Tuesday, August 15, 2017
An interesting take on current events
One of my friends, who has requested anonymity, wrote this, and I think the person makes good points:
I have been thinking a lot about the recent events in Charlottesville. These are just preliminary but I wanted to share them with you. Your comments and criticisms are always welcome.
Trump’s presidency has been an unmitigated disaster; however, there just might be a glimmer of hope that could come from it. This will depend on future events that we cannot foresee at this point, and is more the result of being synchronous than anything Trump did. I am talking about finally having a full-blown conversation on race in this country and how to deal with all aspects of it in our civil life.

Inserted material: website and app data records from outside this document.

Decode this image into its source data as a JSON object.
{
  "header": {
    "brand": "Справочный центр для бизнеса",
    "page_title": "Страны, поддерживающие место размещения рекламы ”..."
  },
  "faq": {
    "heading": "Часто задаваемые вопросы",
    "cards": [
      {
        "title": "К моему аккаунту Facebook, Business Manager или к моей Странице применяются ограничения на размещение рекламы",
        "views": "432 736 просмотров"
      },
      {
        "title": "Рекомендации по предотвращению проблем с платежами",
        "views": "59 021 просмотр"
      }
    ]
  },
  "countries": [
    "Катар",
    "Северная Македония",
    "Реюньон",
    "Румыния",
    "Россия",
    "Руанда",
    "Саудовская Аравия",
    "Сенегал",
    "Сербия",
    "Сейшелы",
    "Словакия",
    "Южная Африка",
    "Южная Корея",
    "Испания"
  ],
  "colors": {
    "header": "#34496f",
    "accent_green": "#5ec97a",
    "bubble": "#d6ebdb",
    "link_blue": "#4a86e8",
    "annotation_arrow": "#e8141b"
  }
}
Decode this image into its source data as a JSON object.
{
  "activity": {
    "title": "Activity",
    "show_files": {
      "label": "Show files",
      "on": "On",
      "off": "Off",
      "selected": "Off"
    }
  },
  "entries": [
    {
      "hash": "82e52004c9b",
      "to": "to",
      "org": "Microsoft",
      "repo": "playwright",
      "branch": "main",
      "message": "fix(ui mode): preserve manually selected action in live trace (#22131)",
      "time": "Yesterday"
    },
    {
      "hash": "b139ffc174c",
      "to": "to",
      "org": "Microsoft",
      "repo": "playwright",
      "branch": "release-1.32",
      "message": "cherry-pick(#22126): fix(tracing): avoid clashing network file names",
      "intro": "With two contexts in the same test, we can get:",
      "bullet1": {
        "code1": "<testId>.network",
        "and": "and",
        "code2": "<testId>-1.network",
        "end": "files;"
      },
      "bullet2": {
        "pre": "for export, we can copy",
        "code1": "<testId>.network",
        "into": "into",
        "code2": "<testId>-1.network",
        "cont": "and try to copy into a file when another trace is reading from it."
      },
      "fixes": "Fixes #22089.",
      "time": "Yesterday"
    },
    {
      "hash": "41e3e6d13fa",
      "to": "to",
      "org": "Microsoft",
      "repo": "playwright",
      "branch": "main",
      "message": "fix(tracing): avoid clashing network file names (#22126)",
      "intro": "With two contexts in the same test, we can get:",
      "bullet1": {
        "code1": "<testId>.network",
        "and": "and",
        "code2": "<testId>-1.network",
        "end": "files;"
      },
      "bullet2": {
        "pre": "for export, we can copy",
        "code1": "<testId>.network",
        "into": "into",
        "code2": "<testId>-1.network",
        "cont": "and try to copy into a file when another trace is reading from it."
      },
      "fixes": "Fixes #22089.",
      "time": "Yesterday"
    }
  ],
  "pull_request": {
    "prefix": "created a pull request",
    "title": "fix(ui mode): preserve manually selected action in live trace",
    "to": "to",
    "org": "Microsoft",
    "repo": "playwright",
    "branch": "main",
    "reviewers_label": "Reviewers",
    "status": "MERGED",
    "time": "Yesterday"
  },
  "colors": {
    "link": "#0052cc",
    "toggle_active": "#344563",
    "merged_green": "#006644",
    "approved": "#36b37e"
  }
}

For the past 150 years, we have uncomfortably tiptoed around the question of race in this country. There are probably more monuments to the Confederacy all across the South in cities and towns of all sizes than the numbers of soldiers that fought in the Civil War. From the amount of statuary, one would have thought that the CSA won the Civil War or at least achieved a negotiated peace. Most monuments have stood for years without any signs of protest or acknowledgment of how inappropriate they are, and how insulting they are to our African American neighbors. The response has always been that the monuments represented “heritage, not hate.” Some areas have tried with varying degrees of success to confront and address their Confederate heritage and move forward on questions of race. This started with the removal of the Confederate battle flag from state flags, as well as from public spaces. It also included removal of Confederate monuments/statues/relics.

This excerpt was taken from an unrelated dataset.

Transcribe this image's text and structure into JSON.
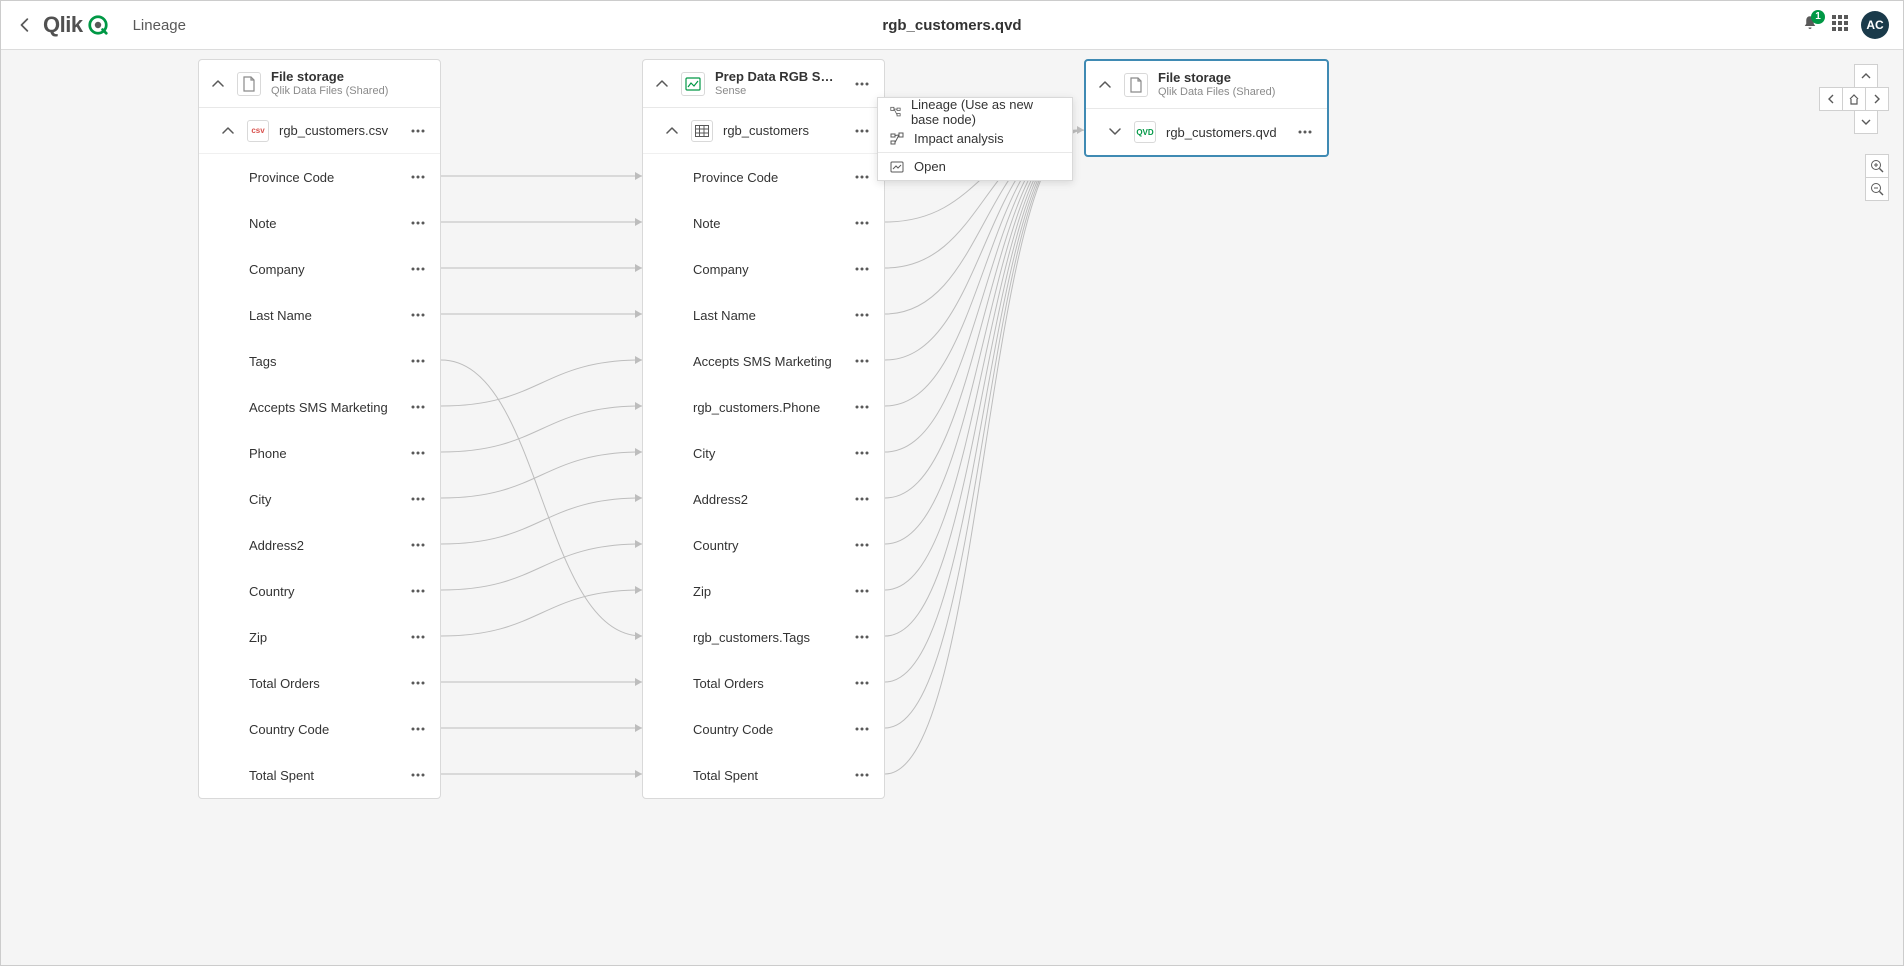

In 2008, we elected our first African American president. In the years that followed, something of a backlash occurred in that there have been untold numbers of hate crimes directed at various racial and religious minorities, as well as members of the LGBTQ communities. This backlash, based on Obama’s skin color, was the same as the way the South viewed Lincoln’s election in 1860 and was expressly encouraged by the GOP leadership in Congress, who vowed to make Obama a one term president. That failed. Nevertheless, they opposed everything Obama did or proposed. If he had proposed praising motherhood, apple pie, and baseball, they would have said “hell no.” (I will leave for another time the irony of the GOP liking to call itself the party of Lincoln and how much they have done for African Americans and civil rights.)
In 2016, Trump ran on an explicitly racist/nationalist platform crafted by Steve Bannon. In many ways, Trump’s rhetoric has emboldened and encouraged the white racist/nationalist elements of his base. The result was the recent events in Charlottesville. It has served as a wake-up call to some of the more reasonable members of the GOP establishment. This is where the glimmer of hope I mentioned comes in. Maybe this will be a sort of Nixon-goes-to-China moment where we can fully and frankly address race. However, it will not be easy and will take leadership that has yet to step forward. I don’t expect it from Trump. There undoubtedly will be a backlash and opposition. But, it needs to happen. We need a modern-day version of Lincoln’s appeal to “the better angels of our nature.”
Part of the problems we are finally dealing with are based on race. Another large part that is somewhat connected is the question of religion. We have a large segment of our population that is of a fundamentalist Christian view of religion. They use their religious beliefs to support their views on race. They believe that the Bible is the literal word of God, with its patriarchal society. They also have no tolerance for anyone who does not believe exactly as they do. In this regard, they are wanting to enact their religious beliefs into civil law as their own form of sharia law. They are also wanting to use their religion to be able to discriminate on the basis of race/gender/sexual orientation/national origin/religion. We are a pluralistic society and have the freedom to worship (or not) as we see fit. However, this does not give one group the right or chance to impose their religious views on the rest of us.
Like I said, these are preliminary thoughts and much will depend on future events.